Grant Junior College was established in February 1942 by authorization of the California State Board of Education under the superintendency of William Rutherford. War training classes began. In the summer of 1942, commercial and mathematics classes were added.

Grant was accredited to University of California and to college program of pre-officer training by the U.S. Navy. In 1942-43, Signal Corps, war training, and Off Reservation Training added up to an enrollment of 2236. In 1943, Grant Junior College established the first WAAC Signal Corps training school in the U.S.

Prior to March 1944, classes were held in Grant Union High School buildings. Grant Junior College's own facility was dedicated in March 1944.

In May 1945, Grant Junior College became Grant Technical College by order of the Grant Board of Trustees.

In the fall of 1946, Elwood J. Keema became superintendent of the Grant Union High School District, which operated and controlled the college for its entire 13 years of existence.
In the summer of 1955, Grant Technical College campus became the temporary campus of the new American River Junior College.


A celebration of 25 years-from a Spartan start to today
[From the Orangevale News, May 13, 1981]

For a college that started out in Del Paso Heights with 14 barrack-type classrooms, American River College has come a long way.

The American River Junior College District was voted into existence on June 25, 1954, to serve students from north area high schools. In September 1955, the district began operating American River Junior College, the 61st junior college in California.

Between 1955 and 1958, ARJC was operated out of the rental facilities that had housed Grant Technical College. Grant Tech ceased to exist and much of its staff and curriculum became a part of the new junior college.  

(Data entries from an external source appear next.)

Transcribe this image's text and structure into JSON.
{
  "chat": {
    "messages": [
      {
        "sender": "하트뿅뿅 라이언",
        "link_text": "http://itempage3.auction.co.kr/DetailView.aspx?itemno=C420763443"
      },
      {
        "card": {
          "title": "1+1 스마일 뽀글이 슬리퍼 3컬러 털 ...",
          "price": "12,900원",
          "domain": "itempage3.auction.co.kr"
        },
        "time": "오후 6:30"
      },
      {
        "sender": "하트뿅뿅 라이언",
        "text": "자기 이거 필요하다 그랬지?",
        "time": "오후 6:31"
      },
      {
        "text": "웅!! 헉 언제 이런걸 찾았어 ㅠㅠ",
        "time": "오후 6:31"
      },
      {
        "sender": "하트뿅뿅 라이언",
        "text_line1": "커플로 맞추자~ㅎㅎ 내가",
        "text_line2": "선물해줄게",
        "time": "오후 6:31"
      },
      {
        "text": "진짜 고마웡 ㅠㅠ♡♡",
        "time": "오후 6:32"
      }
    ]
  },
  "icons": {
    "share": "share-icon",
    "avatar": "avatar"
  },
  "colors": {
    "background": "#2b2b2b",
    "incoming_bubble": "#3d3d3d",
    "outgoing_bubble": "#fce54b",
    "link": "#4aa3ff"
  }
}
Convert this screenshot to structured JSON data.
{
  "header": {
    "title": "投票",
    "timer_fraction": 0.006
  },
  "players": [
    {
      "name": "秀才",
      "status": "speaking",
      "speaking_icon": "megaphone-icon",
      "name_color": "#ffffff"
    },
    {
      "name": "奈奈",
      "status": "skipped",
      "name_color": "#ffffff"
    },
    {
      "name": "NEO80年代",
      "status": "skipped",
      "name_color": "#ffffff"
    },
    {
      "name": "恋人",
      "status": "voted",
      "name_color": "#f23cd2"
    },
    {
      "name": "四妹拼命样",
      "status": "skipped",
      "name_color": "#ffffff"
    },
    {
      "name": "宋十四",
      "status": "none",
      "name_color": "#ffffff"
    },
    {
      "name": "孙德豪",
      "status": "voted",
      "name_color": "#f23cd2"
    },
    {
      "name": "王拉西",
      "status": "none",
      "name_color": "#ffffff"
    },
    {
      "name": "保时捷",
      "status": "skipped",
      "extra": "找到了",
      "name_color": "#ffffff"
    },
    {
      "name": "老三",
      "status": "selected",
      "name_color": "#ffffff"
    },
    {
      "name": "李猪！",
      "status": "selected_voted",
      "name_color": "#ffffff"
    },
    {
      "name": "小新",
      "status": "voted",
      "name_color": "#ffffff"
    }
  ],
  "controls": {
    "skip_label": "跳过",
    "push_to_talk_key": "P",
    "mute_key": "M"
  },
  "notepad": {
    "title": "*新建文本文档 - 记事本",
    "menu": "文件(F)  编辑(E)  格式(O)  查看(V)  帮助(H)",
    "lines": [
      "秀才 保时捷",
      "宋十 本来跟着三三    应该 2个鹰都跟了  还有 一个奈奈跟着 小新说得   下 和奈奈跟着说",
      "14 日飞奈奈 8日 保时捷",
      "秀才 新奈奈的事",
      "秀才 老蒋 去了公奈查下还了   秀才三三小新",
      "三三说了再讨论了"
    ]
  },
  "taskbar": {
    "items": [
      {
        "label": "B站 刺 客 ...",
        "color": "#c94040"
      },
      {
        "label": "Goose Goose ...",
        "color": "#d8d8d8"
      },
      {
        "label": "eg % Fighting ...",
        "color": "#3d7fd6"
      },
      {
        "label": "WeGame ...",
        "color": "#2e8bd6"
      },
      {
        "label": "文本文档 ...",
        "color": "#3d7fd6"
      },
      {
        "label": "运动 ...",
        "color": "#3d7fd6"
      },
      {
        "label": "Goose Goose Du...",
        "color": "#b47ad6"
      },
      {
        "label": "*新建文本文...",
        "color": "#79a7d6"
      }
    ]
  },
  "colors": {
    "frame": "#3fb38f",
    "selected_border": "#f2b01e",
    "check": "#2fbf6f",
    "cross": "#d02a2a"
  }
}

The property for a new campus was scouted out by Dr. Bill J. Priest, first ARJC president. Out of five possible locations, he chose the present ARC site, 153 acres bounded by Winding Way, Myrtle Avenue, Arcade Creek, and the current College Oak Drive.

Five people owned portions of the proposed site. Two of the land holders raised poultry, one operated a "mom and pop" garage, and one was the niece of Adolph Walke, who had originally owned the entire 153 acres and operated it as a dairy.

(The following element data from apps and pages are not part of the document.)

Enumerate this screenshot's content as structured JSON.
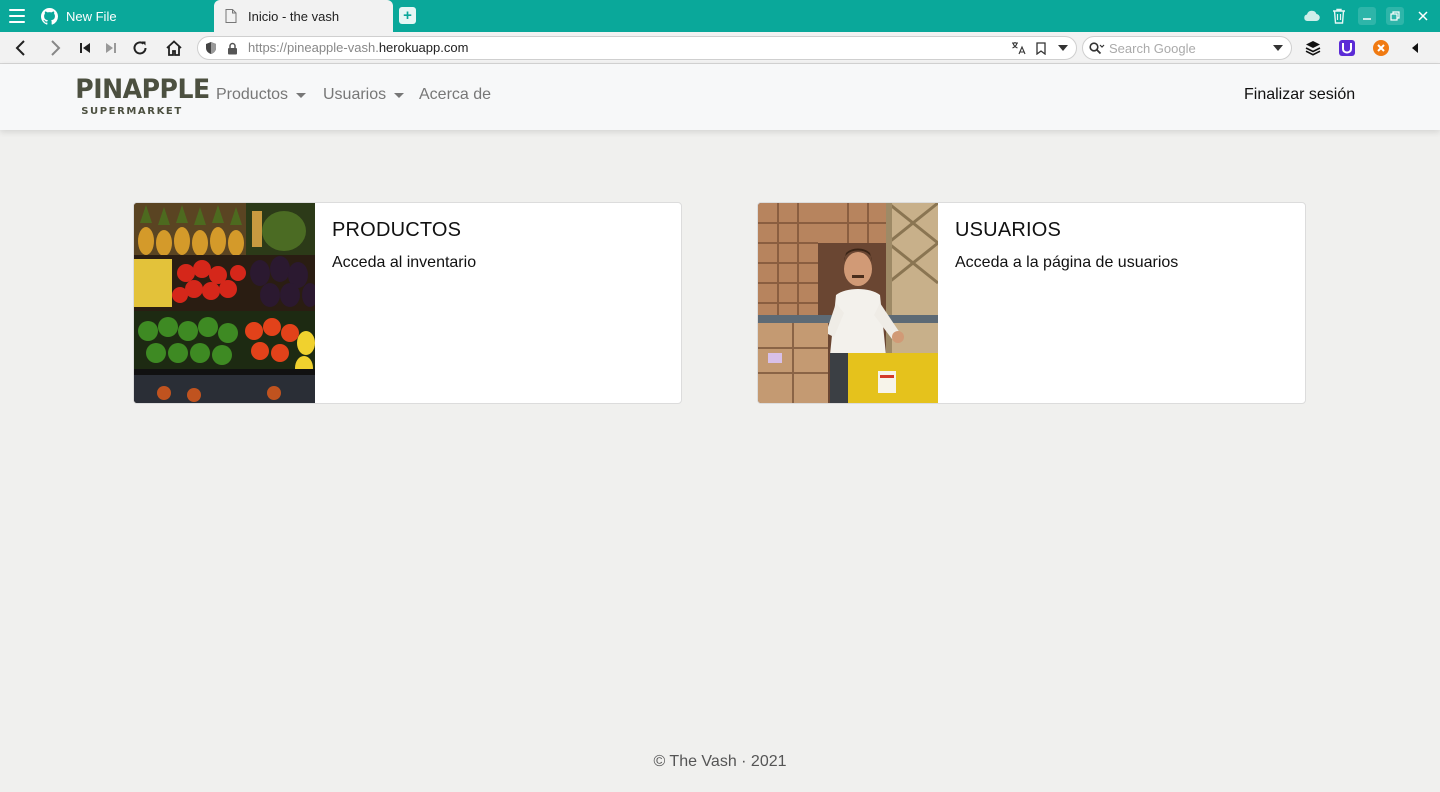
{
  "browser": {
    "tabs": [
      {
        "title": "New File",
        "icon": "github-icon",
        "active": false
      },
      {
        "title": "Inicio - the vash",
        "icon": "page-icon",
        "active": true
      }
    ],
    "url_prefix": "https://pineapple-vash.",
    "url_domain": "herokuapp.com",
    "search_placeholder": "Search Google",
    "accent_color": "#0aa89a"
  },
  "navbar": {
    "brand_name": "PINAPPLE",
    "brand_sub": "SUPERMARKET",
    "links": [
      {
        "label": "Productos",
        "dropdown": true
      },
      {
        "label": "Usuarios",
        "dropdown": true
      },
      {
        "label": "Acerca de",
        "dropdown": false
      }
    ],
    "logout_label": "Finalizar sesión"
  },
  "cards": [
    {
      "title": "PRODUCTOS",
      "text": "Acceda al inventario",
      "image": "produce-stand-photo"
    },
    {
      "title": "USUARIOS",
      "text": "Acceda a la página de usuarios",
      "image": "warehouse-worker-photo"
    }
  ],
  "footer": {
    "text": "© The Vash · 2021"
  }
}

The major landholder, however, was Robert Larry Cameron, a Sacramento Pontiac dealer and land speculator. Though he didn't live on the property, Cameron oversaw the management of the cattle breeding business that was operated on the property. He and his wife visited the ranch on weekends to conduct business and ride their horses. [They stayed in a house which was occupied otherwise by a caretaker; the building is now known as the Ranch House.]

The name Cameron may be familiar to some. An area east of the campus, a part of the Cameron holdings that was not taken [via eminent domain] for ARJC use, was sold to developers in the late 1950s and is now known as Cameron Ranch Estates. Cameron Park, a foothills community off Highway 50, is also a California landmark that bears his name.

Eight buildings were constructed at the Cameron Ranch site. Construction began May 1957 and was completed in October 1958.

Planning allowed the campus, designed for 2000 students, to expand to accommodate 7000 students. However, enrollment exceeded expectations, and revisions were necessary to allow for the changing needs. In 1963, the stadium and a lecture hall [Raef Hall] were built. This was joined in 1964 by a three-story classroom-office complex [Davies Hall].

Also in 1964, efforts to reduce the cost of administering area colleges resulted in the formation of the Los Rios Junior College District. ARJC became a part of the consolidated district, along with Sacramento Junior College (Sacramento City College). It was then that the word "junior," which to some carries a connotation of inferiority, was dropped from the colleges' titles.